Cognitive Behavioral Treatment Improves Sleep in Fibromyalgia Patients, Study Shows

Cognitive Behavioral Treatment Improves Sleep in Fibromyalgia Patients, Study Shows

Cognitive behavioral treatment for pain and insomnia improves sleep, but not pain and general mood, in patients with fibromyalgia, a study suggests.

The study, “Cognitive behavioral treatments for insomnia (CBT-I) and pain (CBT-P) in adults with comorbid chronic insomnia and fibromyalgia: Clinical outcomes from the SPIN randomized controlled trial,” was published in the journal SLEEP.

Fibromyalgia is characterized by widespread muscle pain, fatigue, sleep disturbance, and memory and mood issues. Recent studies have shown that insomnia, considered one of the hallmark symptoms of the condition, not only contributes to worse chronic pain, but also seems to promote the development of other painful medical conditions.

Further studies confirmed that cognitive behavioral treatment for insomnia was effective at improving sleep and reducing pain symptoms in patients with fibromyalgia. These findings raised the question of whether cognitive behavioral treatment for pain might also reduce pain in these patients. One study assessed the effectiveness of cognitive behavioral treatment for pain in patients with fibromyalgia. However, the clinical outcomes were not compared with the treatment for insomnia.

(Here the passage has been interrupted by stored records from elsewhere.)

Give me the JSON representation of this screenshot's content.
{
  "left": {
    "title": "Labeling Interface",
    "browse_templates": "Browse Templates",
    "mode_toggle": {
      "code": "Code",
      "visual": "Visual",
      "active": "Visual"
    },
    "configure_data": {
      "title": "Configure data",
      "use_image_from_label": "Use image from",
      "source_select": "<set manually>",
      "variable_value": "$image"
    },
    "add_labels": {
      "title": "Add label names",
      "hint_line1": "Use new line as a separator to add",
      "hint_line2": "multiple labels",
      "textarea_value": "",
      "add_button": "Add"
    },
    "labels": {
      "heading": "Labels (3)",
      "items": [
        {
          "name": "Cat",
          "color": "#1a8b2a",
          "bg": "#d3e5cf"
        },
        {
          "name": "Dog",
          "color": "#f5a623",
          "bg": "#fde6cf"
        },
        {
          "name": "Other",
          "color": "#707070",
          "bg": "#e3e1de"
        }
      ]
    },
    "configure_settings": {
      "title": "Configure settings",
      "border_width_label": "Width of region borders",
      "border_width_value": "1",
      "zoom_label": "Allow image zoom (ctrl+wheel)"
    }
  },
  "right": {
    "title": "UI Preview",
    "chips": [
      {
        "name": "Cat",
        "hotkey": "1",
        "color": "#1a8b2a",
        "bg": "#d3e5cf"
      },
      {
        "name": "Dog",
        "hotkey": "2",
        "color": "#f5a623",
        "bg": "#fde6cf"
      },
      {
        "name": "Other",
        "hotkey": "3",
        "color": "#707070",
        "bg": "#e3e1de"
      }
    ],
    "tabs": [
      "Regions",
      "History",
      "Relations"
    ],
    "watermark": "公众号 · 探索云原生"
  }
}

The Sleep and Pain Interventions trial (NCT02001077) was designed to test and compare the efficacy of insomnia and pain cognitive behavioral treatments on pain relief and sleep problems in patients with fibromyalgia, compared with a wait list control group.

The trial enrolled a total of 113 patients who were randomly assigned to participate in eight sessions of insomnia treatment (39 patients) or pain treatment (37 patients), or to remain in the control group (37 patients).

The primary objective was to evaluate self-reported sleep onset latency, wake after sleep onset, sleep efficiency, sleep quality, and pain ratings. The study also looked at dysfunctional attitudes about sleep. All parameters were assessed at the beginning of treatment, after treatment, and again at a six-month follow-up.

Data revealed that pain and insomnia treatments improved sleep efficiency and quality, and wake after sleep onset, immediately after treatment and at follow-up in both treatment groups, compared with the control group. The improvements seemed to be stronger in the insomnia treatment group, which was also the only group to experience improved dysfunctional attitudes about sleep. However, neither treatments significantly improved pain and general mood compared with the control group.

The percentage of patients who no longer claimed to have difficulties falling asleep and maintaining sleep was higher for those in the insomnia treatment group immediately after treatment, and for both treatment groups at the six month follow-up compared with the control group.

Although few patients saw their pain reduced by more than 50%, “relative to the waitlist control, both CBT-I and CBT-P prompted clinically meaningful, immediate reductions in pain in about a third of patients that persisted at six-months for CBT-I only,” according to the researchers.

Both insomnia and pain cognitive behavioral treatments “led to improvements in self-reported sleep, with CBT-I prompting greater improvements that were maintained over time. Neither treatment prompted improvements in pain or mood relative to the control group,” wrote the researchers, who encouraged “future research that examines potential temporal effects of treatment on pain, identifies patients most likely to benefit from treatment (e.g., those with more severe levels of pain and mood), studies treatment effects on pain-related worry and coping, and investigates the mechanisms underlying treatment effects.”